▶ _To do_
Copy all of the entries that follow, exactly.

Input data below:

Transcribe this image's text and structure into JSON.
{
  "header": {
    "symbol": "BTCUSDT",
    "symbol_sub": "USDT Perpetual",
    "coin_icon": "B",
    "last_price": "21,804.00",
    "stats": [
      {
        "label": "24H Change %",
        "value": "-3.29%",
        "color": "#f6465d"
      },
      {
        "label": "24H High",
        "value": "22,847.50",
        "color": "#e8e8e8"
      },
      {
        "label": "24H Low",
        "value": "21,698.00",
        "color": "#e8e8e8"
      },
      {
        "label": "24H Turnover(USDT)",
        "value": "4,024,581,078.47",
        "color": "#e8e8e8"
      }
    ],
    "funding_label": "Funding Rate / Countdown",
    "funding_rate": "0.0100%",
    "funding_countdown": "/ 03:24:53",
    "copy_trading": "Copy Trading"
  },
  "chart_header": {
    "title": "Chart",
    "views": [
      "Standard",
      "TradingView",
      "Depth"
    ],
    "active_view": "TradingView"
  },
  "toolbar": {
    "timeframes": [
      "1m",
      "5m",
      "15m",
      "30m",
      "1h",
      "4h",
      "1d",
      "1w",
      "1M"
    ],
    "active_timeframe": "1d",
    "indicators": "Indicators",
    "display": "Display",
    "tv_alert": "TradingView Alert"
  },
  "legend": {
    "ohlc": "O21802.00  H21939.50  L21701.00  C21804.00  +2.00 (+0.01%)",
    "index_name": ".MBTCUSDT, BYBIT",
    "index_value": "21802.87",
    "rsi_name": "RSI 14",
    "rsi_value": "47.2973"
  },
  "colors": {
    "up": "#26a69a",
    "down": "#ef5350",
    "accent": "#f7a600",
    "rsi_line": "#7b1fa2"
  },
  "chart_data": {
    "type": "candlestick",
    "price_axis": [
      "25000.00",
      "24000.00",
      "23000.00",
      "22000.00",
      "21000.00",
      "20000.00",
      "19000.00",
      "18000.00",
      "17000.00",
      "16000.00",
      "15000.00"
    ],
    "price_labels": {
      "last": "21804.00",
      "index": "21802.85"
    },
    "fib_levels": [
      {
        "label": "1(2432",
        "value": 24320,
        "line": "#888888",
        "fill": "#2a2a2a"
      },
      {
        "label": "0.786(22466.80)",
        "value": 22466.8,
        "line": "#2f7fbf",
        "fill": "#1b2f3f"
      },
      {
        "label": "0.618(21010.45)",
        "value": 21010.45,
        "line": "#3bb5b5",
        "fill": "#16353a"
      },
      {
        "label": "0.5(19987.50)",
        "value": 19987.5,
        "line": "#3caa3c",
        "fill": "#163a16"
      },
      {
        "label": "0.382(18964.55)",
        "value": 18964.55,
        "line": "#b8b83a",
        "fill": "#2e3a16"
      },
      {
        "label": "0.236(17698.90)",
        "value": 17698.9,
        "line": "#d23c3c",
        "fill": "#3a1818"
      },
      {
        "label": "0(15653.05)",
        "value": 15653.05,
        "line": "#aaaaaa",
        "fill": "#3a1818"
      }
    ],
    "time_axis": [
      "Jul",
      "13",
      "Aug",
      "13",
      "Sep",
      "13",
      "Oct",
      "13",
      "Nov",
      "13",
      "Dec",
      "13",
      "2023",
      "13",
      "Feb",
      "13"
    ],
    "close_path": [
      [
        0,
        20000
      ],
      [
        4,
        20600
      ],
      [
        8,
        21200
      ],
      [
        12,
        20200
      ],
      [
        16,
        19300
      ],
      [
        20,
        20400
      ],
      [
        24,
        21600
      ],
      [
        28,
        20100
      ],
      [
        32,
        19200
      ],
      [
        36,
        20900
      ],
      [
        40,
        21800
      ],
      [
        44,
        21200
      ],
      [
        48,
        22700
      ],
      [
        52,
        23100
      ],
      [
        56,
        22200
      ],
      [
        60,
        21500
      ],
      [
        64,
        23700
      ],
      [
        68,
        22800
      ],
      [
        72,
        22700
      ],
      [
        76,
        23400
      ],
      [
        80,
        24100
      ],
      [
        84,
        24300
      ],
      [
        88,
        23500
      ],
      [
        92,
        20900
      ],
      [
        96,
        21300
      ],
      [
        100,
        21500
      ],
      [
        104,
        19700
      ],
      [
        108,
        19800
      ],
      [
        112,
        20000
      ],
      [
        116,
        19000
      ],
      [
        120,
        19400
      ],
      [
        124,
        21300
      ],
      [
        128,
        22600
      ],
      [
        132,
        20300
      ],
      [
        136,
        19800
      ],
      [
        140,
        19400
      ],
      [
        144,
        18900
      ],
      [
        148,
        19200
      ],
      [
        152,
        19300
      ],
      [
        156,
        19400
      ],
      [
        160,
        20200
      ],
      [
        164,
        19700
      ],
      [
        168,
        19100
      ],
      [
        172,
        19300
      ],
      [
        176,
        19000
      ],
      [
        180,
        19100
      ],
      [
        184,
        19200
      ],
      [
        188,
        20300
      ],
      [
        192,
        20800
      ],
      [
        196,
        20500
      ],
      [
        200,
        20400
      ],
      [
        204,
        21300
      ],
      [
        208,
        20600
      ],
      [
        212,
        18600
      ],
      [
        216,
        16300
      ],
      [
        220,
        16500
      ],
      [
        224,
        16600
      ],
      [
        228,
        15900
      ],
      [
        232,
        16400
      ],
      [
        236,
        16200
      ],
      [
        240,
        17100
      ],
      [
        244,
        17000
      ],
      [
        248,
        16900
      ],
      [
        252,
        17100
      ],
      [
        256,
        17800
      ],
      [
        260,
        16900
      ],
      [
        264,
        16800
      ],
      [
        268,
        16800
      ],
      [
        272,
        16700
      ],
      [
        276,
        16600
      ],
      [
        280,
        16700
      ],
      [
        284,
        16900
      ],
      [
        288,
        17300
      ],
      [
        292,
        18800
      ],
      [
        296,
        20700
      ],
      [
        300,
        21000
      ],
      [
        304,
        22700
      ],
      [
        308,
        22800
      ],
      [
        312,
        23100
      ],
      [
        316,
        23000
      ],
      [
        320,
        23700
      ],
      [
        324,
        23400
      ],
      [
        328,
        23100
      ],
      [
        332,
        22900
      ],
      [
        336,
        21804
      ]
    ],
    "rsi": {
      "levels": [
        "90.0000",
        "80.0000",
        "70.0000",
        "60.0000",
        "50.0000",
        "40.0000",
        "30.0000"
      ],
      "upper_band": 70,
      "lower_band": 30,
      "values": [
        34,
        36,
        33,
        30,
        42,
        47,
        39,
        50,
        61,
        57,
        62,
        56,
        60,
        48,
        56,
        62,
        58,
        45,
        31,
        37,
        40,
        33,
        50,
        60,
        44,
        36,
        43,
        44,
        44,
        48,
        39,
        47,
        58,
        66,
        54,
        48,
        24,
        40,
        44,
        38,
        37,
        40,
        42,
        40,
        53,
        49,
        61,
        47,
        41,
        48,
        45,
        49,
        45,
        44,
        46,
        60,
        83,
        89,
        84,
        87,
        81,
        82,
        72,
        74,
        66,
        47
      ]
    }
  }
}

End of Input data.

▶ _Answer to this problem_
Transcribe this image's text and structure into JSON.
{
  "header": {
    "symbol": "BTCUSDT",
    "symbol_sub": "USDT Perpetual",
    "coin_icon": "B",
    "last_price": "21,804.00",
    "stats": [
      {
        "label": "24H Change %",
        "value": "-3.29%",
        "color": "#f6465d"
      },
      {
        "label": "24H High",
        "value": "22,847.50",
        "color": "#e8e8e8"
      },
      {
        "label": "24H Low",
        "value": "21,698.00",
        "color": "#e8e8e8"
      },
      {
        "label": "24H Turnover(USDT)",
        "value": "4,024,581,078.47",
        "color": "#e8e8e8"
      }
    ],
    "funding_label": "Funding Rate / Countdown",
    "funding_rate": "0.0100%",
    "funding_countdown": "/ 03:24:53",
    "copy_trading": "Copy Trading"
  },
  "chart_header": {
    "title": "Chart",
    "views": [
      "Standard",
      "TradingView",
      "Depth"
    ],
    "active_view": "TradingView"
  },
  "toolbar": {
    "timeframes": [
      "1m",
      "5m",
      "15m",
      "30m",
      "1h",
      "4h",
      "1d",
      "1w",
      "1M"
    ],
    "active_timeframe": "1d",
    "indicators": "Indicators",
    "display": "Display",
    "tv_alert": "TradingView Alert"
  },
  "legend": {
    "ohlc": "O21802.00  H21939.50  L21701.00  C21804.00  +2.00 (+0.01%)",
    "index_name": ".MBTCUSDT, BYBIT",
    "index_value": "21802.87",
    "rsi_name": "RSI 14",
    "rsi_value": "47.2973"
  },
  "colors": {
    "up": "#26a69a",
    "down": "#ef5350",
    "accent": "#f7a600",
    "rsi_line": "#7b1fa2"
  },
  "chart_data": {
    "type": "candlestick",
    "price_axis": [
      "25000.00",
      "24000.00",
      "23000.00",
      "22000.00",
      "21000.00",
      "20000.00",
      "19000.00",
      "18000.00",
      "17000.00",
      "16000.00",
      "15000.00"
    ],
    "price_labels": {
      "last": "21804.00",
      "index": "21802.85"
    },
    "fib_levels": [
      {
        "label": "1(2432",
        "value": 24320,
        "line": "#888888",
        "fill": "#2a2a2a"
      },
      {
        "label": "0.786(22466.80)",
        "value": 22466.8,
        "line": "#2f7fbf",
        "fill": "#1b2f3f"
      },
      {
        "label": "0.618(21010.45)",
        "value": 21010.45,
        "line": "#3bb5b5",
        "fill": "#16353a"
      },
      {
        "label": "0.5(19987.50)",
        "value": 19987.5,
        "line": "#3caa3c",
        "fill": "#163a16"
      },
      {
        "label": "0.382(18964.55)",
        "value": 18964.55,
        "line": "#b8b83a",
        "fill": "#2e3a16"
      },
      {
        "label": "0.236(17698.90)",
        "value": 17698.9,
        "line": "#d23c3c",
        "fill": "#3a1818"
      },
      {
        "label": "0(15653.05)",
        "value": 15653.05,
        "line": "#aaaaaa",
        "fill": "#3a1818"
      }
    ],
    "time_axis": [
      "Jul",
      "13",
      "Aug",
      "13",
      "Sep",
      "13",
      "Oct",
      "13",
      "Nov",
      "13",
      "Dec",
      "13",
      "2023",
      "13",
      "Feb",
      "13"
    ],
    "close_path": [
      [
        0,
        20000
      ],
      [
        4,
        20600
      ],
      [
        8,
        21200
      ],
      [
        12,
        20200
      ],
      [
        16,
        19300
      ],
      [
        20,
        20400
      ],
      [
        24,
        21600
      ],
      [
        28,
        20100
      ],
      [
        32,
        19200
      ],
      [
        36,
        20900
      ],
      [
        40,
        21800
      ],
      [
        44,
        21200
      ],
      [
        48,
        22700
      ],
      [
        52,
        23100
      ],
      [
        56,
        22200
      ],
      [
        60,
        21500
      ],
      [
        64,
        23700
      ],
      [
        68,
        22800
      ],
      [
        72,
        22700
      ],
      [
        76,
        23400
      ],
      [
        80,
        24100
      ],
      [
        84,
        24300
      ],
      [
        88,
        23500
      ],
      [
        92,
        20900
      ],
      [
        96,
        21300
      ],
      [
        100,
        21500
      ],
      [
        104,
        19700
      ],
      [
        108,
        19800
      ],
      [
        112,
        20000
      ],
      [
        116,
        19000
      ],
      [
        120,
        19400
      ],
      [
        124,
        21300
      ],
      [
        128,
        22600
      ],
      [
        132,
        20300
      ],
      [
        136,
        19800
      ],
      [
        140,
        19400
      ],
      [
        144,
        18900
      ],
      [
        148,
        19200
      ],
      [
        152,
        19300
      ],
      [
        156,
        19400
      ],
      [
        160,
        20200
      ],
      [
        164,
        19700
      ],
      [
        168,
        19100
      ],
      [
        172,
        19300
      ],
      [
        176,
        19000
      ],
      [
        180,
        19100
      ],
      [
        184,
        19200
      ],
      [
        188,
        20300
      ],
      [
        192,
        20800
      ],
      [
        196,
        20500
      ],
      [
        200,
        20400
      ],
      [
        204,
        21300
      ],
      [
        208,
        20600
      ],
      [
        212,
        18600
      ],
      [
        216,
        16300
      ],
      [
        220,
        16500
      ],
      [
        224,
        16600
      ],
      [
        228,
        15900
      ],
      [
        232,
        16400
      ],
      [
        236,
        16200
      ],
      [
        240,
        17100
      ],
      [
        244,
        17000
      ],
      [
        248,
        16900
      ],
      [
        252,
        17100
      ],
      [
        256,
        17800
      ],
      [
        260,
        16900
      ],
      [
        264,
        16800
      ],
      [
        268,
        16800
      ],
      [
        272,
        16700
      ],
      [
        276,
        16600
      ],
      [
        280,
        16700
      ],
      [
        284,
        16900
      ],
      [
        288,
        17300
      ],
      [
        292,
        18800
      ],
      [
        296,
        20700
      ],
      [
        300,
        21000
      ],
      [
        304,
        22700
      ],
      [
        308,
        22800
      ],
      [
        312,
        23100
      ],
      [
        316,
        23000
      ],
      [
        320,
        23700
      ],
      [
        324,
        23400
      ],
      [
        328,
        23100
      ],
      [
        332,
        22900
      ],
      [
        336,
        21804
      ]
    ],
    "rsi": {
      "levels": [
        "90.0000",
        "80.0000",
        "70.0000",
        "60.0000",
        "50.0000",
        "40.0000",
        "30.0000"
      ],
      "upper_band": 70,
      "lower_band": 30,
      "values": [
        34,
        36,
        33,
        30,
        42,
        47,
        39,
        50,
        61,
        57,
        62,
        56,
        60,
        48,
        56,
        62,
        58,
        45,
        31,
        37,
        40,
        33,
        50,
        60,
        44,
        36,
        43,
        44,
        44,
        48,
        39,
        47,
        58,
        66,
        54,
        48,
        24,
        40,
        44,
        38,
        37,
        40,
        42,
        40,
        53,
        49,
        61,
        47,
        41,
        48,
        45,
        49,
        45,
        44,
        46,
        60,
        83,
        89,
        84,
        87,
        81,
        82,
        72,
        74,
        66,
        47
      ]
    }
  }
}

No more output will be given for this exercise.